Parliamentary Secretary for Social Inclusion and the Voluntary Sector, Senator Ursula Stephens, said “For those of us who work in this place, the Charter reminds us that it is not just the legislated laws that shape a nation, but the way in which we behave to each other.” Senator Stephens also read out a letter from the Prime Minister congratulating Danielle on her work with the Charter and promoting compassion in Australia.
Shadow Minister for Ageing, Senator Concetta Fierravanti-Wells, addressed the crowd and sent support from the Leader of the Opposition, Tony Abbott.
The ceremony also included a special video message from Karen Armstrong, a Traditional Aboriginal Welcome to Country from Ngunnawal Elder, Agnes Shea and a meditation session with the Venerable Bhante Sujato from the Federation of Australian Buddhist Councils. In picture: Senator Concetta Fierravanti-Wells, Danielle Lauren and Senator Ursula Stephens.
July 23-25, 2010: the Festival of World Cultures hosts an open FAITH SPACE for people and groups to communicate and share their practices and creative expressions about the value of ‘Compassion’.
2010 marked the 10th anniversary for the Festival of World Cultures. In honor of this important and celebratory event, the Festival sought to deepen its ethos of building communities through nurturing respect for diversity. The 2010 Festival theme was faith. The Festival of World Cultures values the accumulated wisdom that communities of all faiths hold. When such wisdom is shared, it may contribute to the global efforts towards respect, peace and unity, and may also support people to participate more fully in contemporary life in Ireland.
The Festival was proud to affirm the Charter for Compassion International (www.charterforcompassion.org). The Festival supports activities that can deepen and share compassionate encounters through music, meditation and prayer, storytelling, discussions, dance and project displays.
In celebration of the Charter's first year actor, Rainn Wilson and the team create a video history of the movement and its accomplishments. Notable moments include: Seattle becomes the world's first compassionate city as part of an international campaign. Medical student Saalman Sana unveils the Compassion for Care Charter at TEDxMaastrict . Groups in Canada and Holland create and affirm the Children's Charter.
The Charter in 2012. “As part of the city-wide 12 Days of Compassion with Karen Armstrong program, Vancouver announces its campaign to become a compassionate city, and Karen Armstrong unveils a new Charter website and international initiative and gives an update on the state of the Charter, including news about vibrant Charter movements in Pakistan, Canada, Jordan, Holland, the United Kingdom and Louisville, Ky.”

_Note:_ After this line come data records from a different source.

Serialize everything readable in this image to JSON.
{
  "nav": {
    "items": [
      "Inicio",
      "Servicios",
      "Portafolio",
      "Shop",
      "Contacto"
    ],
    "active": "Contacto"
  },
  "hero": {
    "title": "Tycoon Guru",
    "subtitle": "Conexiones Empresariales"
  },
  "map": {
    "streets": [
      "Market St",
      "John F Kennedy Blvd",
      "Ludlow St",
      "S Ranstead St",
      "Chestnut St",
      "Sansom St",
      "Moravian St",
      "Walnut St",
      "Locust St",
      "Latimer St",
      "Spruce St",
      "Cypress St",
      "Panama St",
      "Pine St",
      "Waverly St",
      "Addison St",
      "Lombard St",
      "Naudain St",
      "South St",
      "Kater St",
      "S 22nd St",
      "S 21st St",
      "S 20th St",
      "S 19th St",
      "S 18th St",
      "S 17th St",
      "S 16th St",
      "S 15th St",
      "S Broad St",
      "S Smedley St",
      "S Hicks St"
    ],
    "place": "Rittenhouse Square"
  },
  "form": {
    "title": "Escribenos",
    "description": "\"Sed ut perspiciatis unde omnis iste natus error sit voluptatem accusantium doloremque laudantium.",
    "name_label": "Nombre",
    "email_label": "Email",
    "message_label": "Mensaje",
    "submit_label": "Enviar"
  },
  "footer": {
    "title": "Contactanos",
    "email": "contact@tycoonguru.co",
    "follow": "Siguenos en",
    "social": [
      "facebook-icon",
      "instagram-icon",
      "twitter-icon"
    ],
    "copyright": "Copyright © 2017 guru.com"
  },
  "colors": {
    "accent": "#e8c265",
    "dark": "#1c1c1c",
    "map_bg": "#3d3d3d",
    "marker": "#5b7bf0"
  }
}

Almost six years after Karen Armstrong was awarded the TED Prize, the Charter for Compassion has grown into a truly global movement. Thanks to the efforts of a broad range of people in all walks of life and on every continent, compassion has touched the lives of thousands of people in countries, cities, schools, business and other organizations, and faith communities around the world. To reflect this growing worldwide presence, a confluence of leaders in the movement -- the Global Compassion Council -- formed the Charter for Compassion organization.